Academic Introduction to the Major (AIM)
Gateway Courses by Major/Minor
- Art History
- Asian Studies
- Biology, Zoology, Neuroscience and Integrated Biological Science
- Classical Civilization
- Computer Science
- Environmental Sciences
- European Studies
- Film and Television Studies
- German and Russian
- Global Studies
- Gender, Sexuality and Women's Studies
- Italian Studies
- Latin American and Caribbean Studies
- Plant Biology
- Political Science
- Psychological Science
- Russian and East European Studies
- Studio Art
Gateway/Entry-Point Courses into Anthropology Major/Minor
There are several anthropology courses with no or limited prerequisites that can provide students with a good sense of the contours of a major in this field:
ANTH 021 Cultural Anthropology
Socio-cultural anthropologists are interested in how people around the world deal with common human problems, like how we communicate with each other, organize ourselves to get things done, make our lives predictable and meaningful, and deal with conflict and change. What makes it such an enriching and engrossing subject is that there is tremendous global diversity in how people solve these problems. A central goal of this course is to help you understand the similarities and variations in how distinct cultures shape human thought, beliefs, and activities. This course also introduces you to the discipline of socio-cultural anthropology, and given the dynamic nature of its subject--after all, cultures are not static--its relevance for understanding contemporary global changes and social problems. This course is required for the major in Anthropology and the minor in socio-cultural anthropology. Offered fall and spring semesters.

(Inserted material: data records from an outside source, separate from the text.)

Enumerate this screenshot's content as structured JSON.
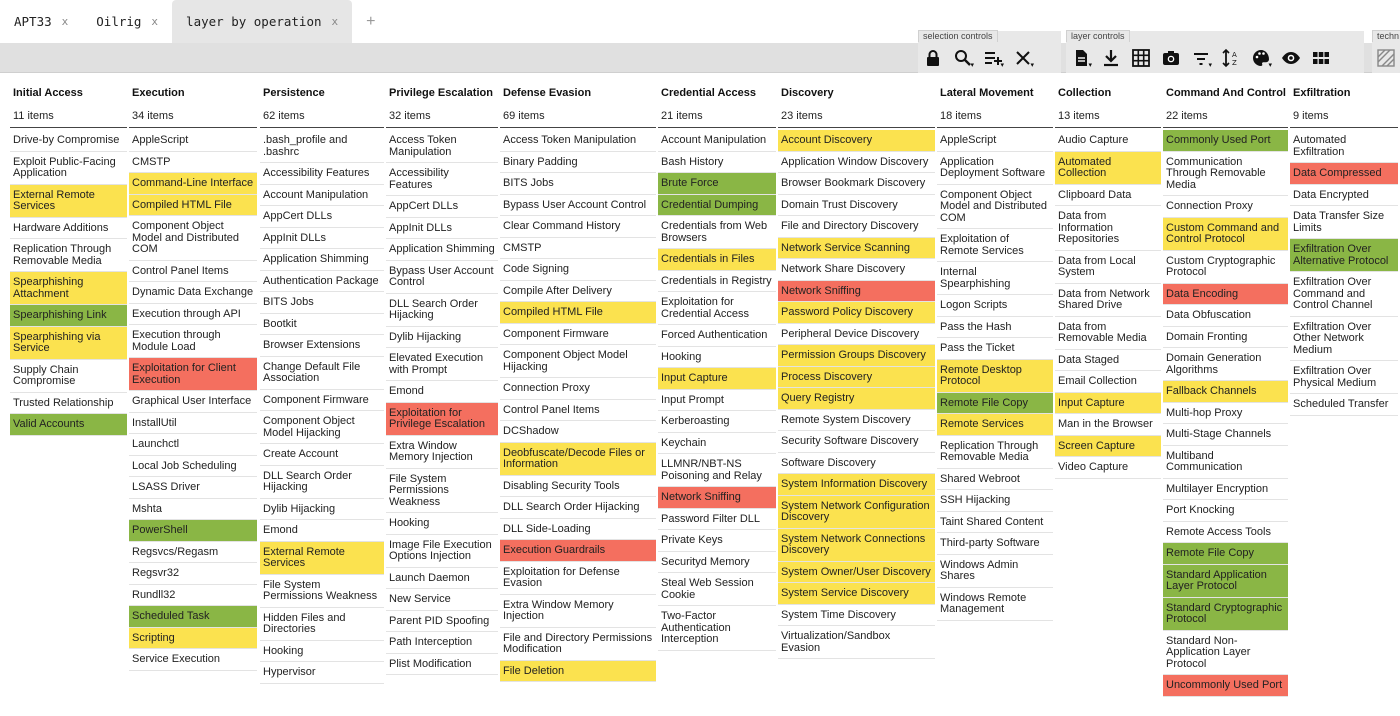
{
  "tabs": [
    {
      "label": "APT33",
      "close": "x"
    },
    {
      "label": "Oilrig",
      "close": "x"
    },
    {
      "label": "layer by operation",
      "close": "x"
    }
  ],
  "tab_add": "+",
  "toolbar": {
    "selection_label": "selection controls",
    "layer_label": "layer controls",
    "technique_label": "techn"
  },
  "colors": {
    "yellow": "#fbe24f",
    "green": "#8ab645",
    "red": "#f46f5f"
  },
  "icons": {
    "selection": [
      "lock-icon",
      "search-icon",
      "select-multiple-icon",
      "clear-icon"
    ],
    "layer": [
      "export-icon",
      "download-icon",
      "grid-icon",
      "camera-icon",
      "filter-icon",
      "sort-icon",
      "palette-icon",
      "eye-icon",
      "view-mode-icon"
    ],
    "technique": [
      "disable-icon"
    ]
  },
  "tactics": [
    {
      "name": "Initial Access",
      "count": "11 items",
      "techniques": [
        [
          "Drive-by Compromise",
          ""
        ],
        [
          "Exploit Public-Facing Application",
          ""
        ],
        [
          "External Remote Services",
          "y"
        ],
        [
          "Hardware Additions",
          ""
        ],
        [
          "Replication Through Removable Media",
          ""
        ],
        [
          "Spearphishing Attachment",
          "y"
        ],
        [
          "Spearphishing Link",
          "g"
        ],
        [
          "Spearphishing via Service",
          "y"
        ],
        [
          "Supply Chain Compromise",
          ""
        ],
        [
          "Trusted Relationship",
          ""
        ],
        [
          "Valid Accounts",
          "g"
        ]
      ]
    },
    {
      "name": "Execution",
      "count": "34 items",
      "techniques": [
        [
          "AppleScript",
          ""
        ],
        [
          "CMSTP",
          ""
        ],
        [
          "Command-Line Interface",
          "y"
        ],
        [
          "Compiled HTML File",
          "y"
        ],
        [
          "Component Object Model and Distributed COM",
          ""
        ],
        [
          "Control Panel Items",
          ""
        ],
        [
          "Dynamic Data Exchange",
          ""
        ],
        [
          "Execution through API",
          ""
        ],
        [
          "Execution through Module Load",
          ""
        ],
        [
          "Exploitation for Client Execution",
          "r"
        ],
        [
          "Graphical User Interface",
          ""
        ],
        [
          "InstallUtil",
          ""
        ],
        [
          "Launchctl",
          ""
        ],
        [
          "Local Job Scheduling",
          ""
        ],
        [
          "LSASS Driver",
          ""
        ],
        [
          "Mshta",
          ""
        ],
        [
          "PowerShell",
          "g"
        ],
        [
          "Regsvcs/Regasm",
          ""
        ],
        [
          "Regsvr32",
          ""
        ],
        [
          "Rundll32",
          ""
        ],
        [
          "Scheduled Task",
          "g"
        ],
        [
          "Scripting",
          "y"
        ],
        [
          "Service Execution",
          ""
        ]
      ]
    },
    {
      "name": "Persistence",
      "count": "62 items",
      "techniques": [
        [
          ".bash_profile and .bashrc",
          ""
        ],
        [
          "Accessibility Features",
          ""
        ],
        [
          "Account Manipulation",
          ""
        ],
        [
          "AppCert DLLs",
          ""
        ],
        [
          "AppInit DLLs",
          ""
        ],
        [
          "Application Shimming",
          ""
        ],
        [
          "Authentication Package",
          ""
        ],
        [
          "BITS Jobs",
          ""
        ],
        [
          "Bootkit",
          ""
        ],
        [
          "Browser Extensions",
          ""
        ],
        [
          "Change Default File Association",
          ""
        ],
        [
          "Component Firmware",
          ""
        ],
        [
          "Component Object Model Hijacking",
          ""
        ],
        [
          "Create Account",
          ""
        ],
        [
          "DLL Search Order Hijacking",
          ""
        ],
        [
          "Dylib Hijacking",
          ""
        ],
        [
          "Emond",
          ""
        ],
        [
          "External Remote Services",
          "y"
        ],
        [
          "File System Permissions Weakness",
          ""
        ],
        [
          "Hidden Files and Directories",
          ""
        ],
        [
          "Hooking",
          ""
        ],
        [
          "Hypervisor",
          ""
        ]
      ]
    },
    {
      "name": "Privilege Escalation",
      "count": "32 items",
      "techniques": [
        [
          "Access Token Manipulation",
          ""
        ],
        [
          "Accessibility Features",
          ""
        ],
        [
          "AppCert DLLs",
          ""
        ],
        [
          "AppInit DLLs",
          ""
        ],
        [
          "Application Shimming",
          ""
        ],
        [
          "Bypass User Account Control",
          ""
        ],
        [
          "DLL Search Order Hijacking",
          ""
        ],
        [
          "Dylib Hijacking",
          ""
        ],
        [
          "Elevated Execution with Prompt",
          ""
        ],
        [
          "Emond",
          ""
        ],
        [
          "Exploitation for Privilege Escalation",
          "r"
        ],
        [
          "Extra Window Memory Injection",
          ""
        ],
        [
          "File System Permissions Weakness",
          ""
        ],
        [
          "Hooking",
          ""
        ],
        [
          "Image File Execution Options Injection",
          ""
        ],
        [
          "Launch Daemon",
          ""
        ],
        [
          "New Service",
          ""
        ],
        [
          "Parent PID Spoofing",
          ""
        ],
        [
          "Path Interception",
          ""
        ],
        [
          "Plist Modification",
          ""
        ]
      ]
    },
    {
      "name": "Defense Evasion",
      "count": "69 items",
      "techniques": [
        [
          "Access Token Manipulation",
          ""
        ],
        [
          "Binary Padding",
          ""
        ],
        [
          "BITS Jobs",
          ""
        ],
        [
          "Bypass User Account Control",
          ""
        ],
        [
          "Clear Command History",
          ""
        ],
        [
          "CMSTP",
          ""
        ],
        [
          "Code Signing",
          ""
        ],
        [
          "Compile After Delivery",
          ""
        ],
        [
          "Compiled HTML File",
          "y"
        ],
        [
          "Component Firmware",
          ""
        ],
        [
          "Component Object Model Hijacking",
          ""
        ],
        [
          "Connection Proxy",
          ""
        ],
        [
          "Control Panel Items",
          ""
        ],
        [
          "DCShadow",
          ""
        ],
        [
          "Deobfuscate/Decode Files or Information",
          "y"
        ],
        [
          "Disabling Security Tools",
          ""
        ],
        [
          "DLL Search Order Hijacking",
          ""
        ],
        [
          "DLL Side-Loading",
          ""
        ],
        [
          "Execution Guardrails",
          "r"
        ],
        [
          "Exploitation for Defense Evasion",
          ""
        ],
        [
          "Extra Window Memory Injection",
          ""
        ],
        [
          "File and Directory Permissions Modification",
          ""
        ],
        [
          "File Deletion",
          "y"
        ]
      ]
    },
    {
      "name": "Credential Access",
      "count": "21 items",
      "techniques": [
        [
          "Account Manipulation",
          ""
        ],
        [
          "Bash History",
          ""
        ],
        [
          "Brute Force",
          "g"
        ],
        [
          "Credential Dumping",
          "g"
        ],
        [
          "Credentials from Web Browsers",
          ""
        ],
        [
          "Credentials in Files",
          "y"
        ],
        [
          "Credentials in Registry",
          ""
        ],
        [
          "Exploitation for Credential Access",
          ""
        ],
        [
          "Forced Authentication",
          ""
        ],
        [
          "Hooking",
          ""
        ],
        [
          "Input Capture",
          "y"
        ],
        [
          "Input Prompt",
          ""
        ],
        [
          "Kerberoasting",
          ""
        ],
        [
          "Keychain",
          ""
        ],
        [
          "LLMNR/NBT-NS Poisoning and Relay",
          ""
        ],
        [
          "Network Sniffing",
          "r"
        ],
        [
          "Password Filter DLL",
          ""
        ],
        [
          "Private Keys",
          ""
        ],
        [
          "Securityd Memory",
          ""
        ],
        [
          "Steal Web Session Cookie",
          ""
        ],
        [
          "Two-Factor Authentication Interception",
          ""
        ]
      ]
    },
    {
      "name": "Discovery",
      "count": "23 items",
      "techniques": [
        [
          "Account Discovery",
          "y"
        ],
        [
          "Application Window Discovery",
          ""
        ],
        [
          "Browser Bookmark Discovery",
          ""
        ],
        [
          "Domain Trust Discovery",
          ""
        ],
        [
          "File and Directory Discovery",
          ""
        ],
        [
          "Network Service Scanning",
          "y"
        ],
        [
          "Network Share Discovery",
          ""
        ],
        [
          "Network Sniffing",
          "r"
        ],
        [
          "Password Policy Discovery",
          "y"
        ],
        [
          "Peripheral Device Discovery",
          ""
        ],
        [
          "Permission Groups Discovery",
          "y"
        ],
        [
          "Process Discovery",
          "y"
        ],
        [
          "Query Registry",
          "y"
        ],
        [
          "Remote System Discovery",
          ""
        ],
        [
          "Security Software Discovery",
          ""
        ],
        [
          "Software Discovery",
          ""
        ],
        [
          "System Information Discovery",
          "y"
        ],
        [
          "System Network Configuration Discovery",
          "y"
        ],
        [
          "System Network Connections Discovery",
          "y"
        ],
        [
          "System Owner/User Discovery",
          "y"
        ],
        [
          "System Service Discovery",
          "y"
        ],
        [
          "System Time Discovery",
          ""
        ],
        [
          "Virtualization/Sandbox Evasion",
          ""
        ]
      ]
    },
    {
      "name": "Lateral Movement",
      "count": "18 items",
      "techniques": [
        [
          "AppleScript",
          ""
        ],
        [
          "Application Deployment Software",
          ""
        ],
        [
          "Component Object Model and Distributed COM",
          ""
        ],
        [
          "Exploitation of Remote Services",
          ""
        ],
        [
          "Internal Spearphishing",
          ""
        ],
        [
          "Logon Scripts",
          ""
        ],
        [
          "Pass the Hash",
          ""
        ],
        [
          "Pass the Ticket",
          ""
        ],
        [
          "Remote Desktop Protocol",
          "y"
        ],
        [
          "Remote File Copy",
          "g"
        ],
        [
          "Remote Services",
          "y"
        ],
        [
          "Replication Through Removable Media",
          ""
        ],
        [
          "Shared Webroot",
          ""
        ],
        [
          "SSH Hijacking",
          ""
        ],
        [
          "Taint Shared Content",
          ""
        ],
        [
          "Third-party Software",
          ""
        ],
        [
          "Windows Admin Shares",
          ""
        ],
        [
          "Windows Remote Management",
          ""
        ]
      ]
    },
    {
      "name": "Collection",
      "count": "13 items",
      "techniques": [
        [
          "Audio Capture",
          ""
        ],
        [
          "Automated Collection",
          "y"
        ],
        [
          "Clipboard Data",
          ""
        ],
        [
          "Data from Information Repositories",
          ""
        ],
        [
          "Data from Local System",
          ""
        ],
        [
          "Data from Network Shared Drive",
          ""
        ],
        [
          "Data from Removable Media",
          ""
        ],
        [
          "Data Staged",
          ""
        ],
        [
          "Email Collection",
          ""
        ],
        [
          "Input Capture",
          "y"
        ],
        [
          "Man in the Browser",
          ""
        ],
        [
          "Screen Capture",
          "y"
        ],
        [
          "Video Capture",
          ""
        ]
      ]
    },
    {
      "name": "Command And Control",
      "count": "22 items",
      "techniques": [
        [
          "Commonly Used Port",
          "g"
        ],
        [
          "Communication Through Removable Media",
          ""
        ],
        [
          "Connection Proxy",
          ""
        ],
        [
          "Custom Command and Control Protocol",
          "y"
        ],
        [
          "Custom Cryptographic Protocol",
          ""
        ],
        [
          "Data Encoding",
          "r"
        ],
        [
          "Data Obfuscation",
          ""
        ],
        [
          "Domain Fronting",
          ""
        ],
        [
          "Domain Generation Algorithms",
          ""
        ],
        [
          "Fallback Channels",
          "y"
        ],
        [
          "Multi-hop Proxy",
          ""
        ],
        [
          "Multi-Stage Channels",
          ""
        ],
        [
          "Multiband Communication",
          ""
        ],
        [
          "Multilayer Encryption",
          ""
        ],
        [
          "Port Knocking",
          ""
        ],
        [
          "Remote Access Tools",
          ""
        ],
        [
          "Remote File Copy",
          "g"
        ],
        [
          "Standard Application Layer Protocol",
          "g"
        ],
        [
          "Standard Cryptographic Protocol",
          "g"
        ],
        [
          "Standard Non-Application Layer Protocol",
          ""
        ],
        [
          "Uncommonly Used Port",
          "r"
        ]
      ]
    },
    {
      "name": "Exfiltration",
      "count": "9 items",
      "techniques": [
        [
          "Automated Exfiltration",
          ""
        ],
        [
          "Data Compressed",
          "r"
        ],
        [
          "Data Encrypted",
          ""
        ],
        [
          "Data Transfer Size Limits",
          ""
        ],
        [
          "Exfiltration Over Alternative Protocol",
          "g"
        ],
        [
          "Exfiltration Over Command and Control Channel",
          ""
        ],
        [
          "Exfiltration Over Other Network Medium",
          ""
        ],
        [
          "Exfiltration Over Physical Medium",
          ""
        ],
        [
          "Scheduled Transfer",
          ""
        ]
      ]
    }
  ]
}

ANTH 024 Prehistoric Archaeology
This course offers an examination of the origins and development of culture from the earliest human fossils through the appearance of civilization, and an overview of the nature of archaeological data and interpretations. It provides an introduction to prehistoric archaeology as a sub-field of anthropology, or the "study of human behavior." It is divided roughly between the methods and theory of anthropological archaeology, and worldwide culture history, with emphasis given to cultural developments prior to the advent of writing and history. This course is required for the major in Anthropology, and is offered fall and spring semesters.
ANTH 026 Biological Anthropology
This course focuses on what it means to be human from a biocultural evolutionary perspective. The importance of such topics as evolution, adaptation, and culture in the development of our species can provide useful information about why humans behave the way they do. In addition to studying hominid evolution, this course also probes the basics in genetics, heredity, and human variation. We also take a good look at our nonhuman primate relatives to both study them in their own right and to shed some light on how our early ancestors may have coped with some of their environmental and predatorial challenges. This course is meant to give students a sampling of some of the key topics within biological anthropology and provide an arena within which students can explore their own place in the animal kingdom as well as sharpen their critical thinking skills so necessary in the world we live in. This course is required for the major in Anthropology. Offered spring semesters.
ANTH 028 Linguistic Anthropology
This course offers students an introduction to the field of linguistic anthropology, which examines the close relationship between language and culture. Focusing on work that has been influential in anthropology, we consider several key questions: How is language distinctly human, and how does it relate to other forms of communication? What is the relationship between the language we speak and the way we see, understand, and act in the world? Beyond communicating "facts" to one another, what role does language play in the way we live our lives as cultural beings? How do conversations, language choice, language learning, and so forth, contribute to the way people recognize and act in accordance with larger cultural patterns and values in society? Throughout the course, language as people actually use it, imagine it, or talk about it, will be our primary topic for reading and discussion as we draw on examples from languages and cultures throughout the world. Among the topics we consider from the perspective of language and culture are: linguistic structure and cultural expression, language and gender, language and power, bilingualism, and language as a means of social action. This course is required for the major in Anthropology and the minor in Linguistic Anthropology. Offered fall and spring semesters.